▸ **Problem description**: Down to the last line, restate the listing below exactly.

= Beginning of Section =

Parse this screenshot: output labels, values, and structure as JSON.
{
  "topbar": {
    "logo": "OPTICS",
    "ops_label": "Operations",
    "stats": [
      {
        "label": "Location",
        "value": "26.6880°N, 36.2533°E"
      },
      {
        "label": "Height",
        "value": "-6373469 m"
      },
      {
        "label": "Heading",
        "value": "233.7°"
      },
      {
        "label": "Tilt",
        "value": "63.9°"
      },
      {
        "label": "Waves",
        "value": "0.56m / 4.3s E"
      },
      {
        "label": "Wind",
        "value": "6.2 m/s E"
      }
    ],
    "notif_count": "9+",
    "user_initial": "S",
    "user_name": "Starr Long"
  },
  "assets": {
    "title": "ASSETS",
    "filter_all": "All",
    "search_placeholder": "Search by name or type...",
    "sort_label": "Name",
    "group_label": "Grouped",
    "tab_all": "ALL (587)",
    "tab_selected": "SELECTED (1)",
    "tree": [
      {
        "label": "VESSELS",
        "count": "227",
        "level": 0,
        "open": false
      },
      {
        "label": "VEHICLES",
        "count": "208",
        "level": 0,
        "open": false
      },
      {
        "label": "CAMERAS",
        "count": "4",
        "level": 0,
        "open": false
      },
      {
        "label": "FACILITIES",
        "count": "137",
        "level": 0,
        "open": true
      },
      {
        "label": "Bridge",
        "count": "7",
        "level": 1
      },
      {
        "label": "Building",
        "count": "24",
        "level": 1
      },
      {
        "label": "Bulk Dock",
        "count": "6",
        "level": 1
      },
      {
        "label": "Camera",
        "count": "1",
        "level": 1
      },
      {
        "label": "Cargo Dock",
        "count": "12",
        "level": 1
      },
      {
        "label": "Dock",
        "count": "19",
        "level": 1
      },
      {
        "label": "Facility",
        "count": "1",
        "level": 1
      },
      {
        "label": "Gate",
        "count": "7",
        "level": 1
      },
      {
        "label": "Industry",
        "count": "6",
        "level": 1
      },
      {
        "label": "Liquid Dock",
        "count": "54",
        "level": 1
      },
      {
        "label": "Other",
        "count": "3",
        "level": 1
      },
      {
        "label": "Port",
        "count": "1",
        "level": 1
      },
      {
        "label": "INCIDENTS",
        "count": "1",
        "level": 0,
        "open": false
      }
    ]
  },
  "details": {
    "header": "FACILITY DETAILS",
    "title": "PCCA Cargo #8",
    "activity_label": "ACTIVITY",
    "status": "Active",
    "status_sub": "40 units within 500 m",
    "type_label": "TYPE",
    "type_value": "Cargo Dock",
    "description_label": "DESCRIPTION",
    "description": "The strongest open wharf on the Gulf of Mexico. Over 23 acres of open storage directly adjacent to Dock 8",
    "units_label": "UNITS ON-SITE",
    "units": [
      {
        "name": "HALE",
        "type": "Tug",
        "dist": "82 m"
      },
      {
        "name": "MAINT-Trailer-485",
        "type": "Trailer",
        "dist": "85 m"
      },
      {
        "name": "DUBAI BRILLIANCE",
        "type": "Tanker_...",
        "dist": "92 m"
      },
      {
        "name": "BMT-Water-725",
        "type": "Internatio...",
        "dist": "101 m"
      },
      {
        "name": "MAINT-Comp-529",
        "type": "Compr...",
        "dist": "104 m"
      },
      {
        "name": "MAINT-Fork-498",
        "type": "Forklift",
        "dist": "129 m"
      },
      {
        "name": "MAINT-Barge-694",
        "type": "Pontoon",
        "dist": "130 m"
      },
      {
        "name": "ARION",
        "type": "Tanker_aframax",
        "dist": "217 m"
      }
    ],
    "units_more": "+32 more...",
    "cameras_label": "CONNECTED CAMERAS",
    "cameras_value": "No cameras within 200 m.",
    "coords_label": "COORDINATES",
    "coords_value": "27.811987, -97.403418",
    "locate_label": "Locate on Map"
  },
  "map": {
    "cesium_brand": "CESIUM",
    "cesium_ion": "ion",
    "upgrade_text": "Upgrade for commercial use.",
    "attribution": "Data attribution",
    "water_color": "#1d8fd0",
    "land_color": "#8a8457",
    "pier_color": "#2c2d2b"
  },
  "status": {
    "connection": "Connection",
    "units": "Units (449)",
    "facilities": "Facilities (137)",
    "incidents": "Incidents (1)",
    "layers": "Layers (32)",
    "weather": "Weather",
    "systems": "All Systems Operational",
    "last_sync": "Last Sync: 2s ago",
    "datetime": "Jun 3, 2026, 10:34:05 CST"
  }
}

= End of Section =

▸ **Solution to this exercise**:
Parse this screenshot: output labels, values, and structure as JSON.
{
  "topbar": {
    "logo": "OPTICS",
    "ops_label": "Operations",
    "stats": [
      {
        "label": "Location",
        "value": "26.6880°N, 36.2533°E"
      },
      {
        "label": "Height",
        "value": "-6373469 m"
      },
      {
        "label": "Heading",
        "value": "233.7°"
      },
      {
        "label": "Tilt",
        "value": "63.9°"
      },
      {
        "label": "Waves",
        "value": "0.56m / 4.3s E"
      },
      {
        "label": "Wind",
        "value": "6.2 m/s E"
      }
    ],
    "notif_count": "9+",
    "user_initial": "S",
    "user_name": "Starr Long"
  },
  "assets": {
    "title": "ASSETS",
    "filter_all": "All",
    "search_placeholder": "Search by name or type...",
    "sort_label": "Name",
    "group_label": "Grouped",
    "tab_all": "ALL (587)",
    "tab_selected": "SELECTED (1)",
    "tree": [
      {
        "label": "VESSELS",
        "count": "227",
        "level": 0,
        "open": false
      },
      {
        "label": "VEHICLES",
        "count": "208",
        "level": 0,
        "open": false
      },
      {
        "label": "CAMERAS",
        "count": "4",
        "level": 0,
        "open": false
      },
      {
        "label": "FACILITIES",
        "count": "137",
        "level": 0,
        "open": true
      },
      {
        "label": "Bridge",
        "count": "7",
        "level": 1
      },
      {
        "label": "Building",
        "count": "24",
        "level": 1
      },
      {
        "label": "Bulk Dock",
        "count": "6",
        "level": 1
      },
      {
        "label": "Camera",
        "count": "1",
        "level": 1
      },
      {
        "label": "Cargo Dock",
        "count": "12",
        "level": 1
      },
      {
        "label": "Dock",
        "count": "19",
        "level": 1
      },
      {
        "label": "Facility",
        "count": "1",
        "level": 1
      },
      {
        "label": "Gate",
        "count": "7",
        "level": 1
      },
      {
        "label": "Industry",
        "count": "6",
        "level": 1
      },
      {
        "label": "Liquid Dock",
        "count": "54",
        "level": 1
      },
      {
        "label": "Other",
        "count": "3",
        "level": 1
      },
      {
        "label": "Port",
        "count": "1",
        "level": 1
      },
      {
        "label": "INCIDENTS",
        "count": "1",
        "level": 0,
        "open": false
      }
    ]
  },
  "details": {
    "header": "FACILITY DETAILS",
    "title": "PCCA Cargo #8",
    "activity_label": "ACTIVITY",
    "status": "Active",
    "status_sub": "40 units within 500 m",
    "type_label": "TYPE",
    "type_value": "Cargo Dock",
    "description_label": "DESCRIPTION",
    "description": "The strongest open wharf on the Gulf of Mexico. Over 23 acres of open storage directly adjacent to Dock 8",
    "units_label": "UNITS ON-SITE",
    "units": [
      {
        "name": "HALE",
        "type": "Tug",
        "dist": "82 m"
      },
      {
        "name": "MAINT-Trailer-485",
        "type": "Trailer",
        "dist": "85 m"
      },
      {
        "name": "DUBAI BRILLIANCE",
        "type": "Tanker_...",
        "dist": "92 m"
      },
      {
        "name": "BMT-Water-725",
        "type": "Internatio...",
        "dist": "101 m"
      },
      {
        "name": "MAINT-Comp-529",
        "type": "Compr...",
        "dist": "104 m"
      },
      {
        "name": "MAINT-Fork-498",
        "type": "Forklift",
        "dist": "129 m"
      },
      {
        "name": "MAINT-Barge-694",
        "type": "Pontoon",
        "dist": "130 m"
      },
      {
        "name": "ARION",
        "type": "Tanker_aframax",
        "dist": "217 m"
      }
    ],
    "units_more": "+32 more...",
    "cameras_label": "CONNECTED CAMERAS",
    "cameras_value": "No cameras within 200 m.",
    "coords_label": "COORDINATES",
    "coords_value": "27.811987, -97.403418",
    "locate_label": "Locate on Map"
  },
  "map": {
    "cesium_brand": "CESIUM",
    "cesium_ion": "ion",
    "upgrade_text": "Upgrade for commercial use.",
    "attribution": "Data attribution",
    "water_color": "#1d8fd0",
    "land_color": "#8a8457",
    "pier_color": "#2c2d2b"
  },
  "status": {
    "connection": "Connection",
    "units": "Units (449)",
    "facilities": "Facilities (137)",
    "incidents": "Incidents (1)",
    "layers": "Layers (32)",
    "weather": "Weather",
    "systems": "All Systems Operational",
    "last_sync": "Last Sync: 2s ago",
    "datetime": "Jun 3, 2026, 10:34:05 CST"
  }
}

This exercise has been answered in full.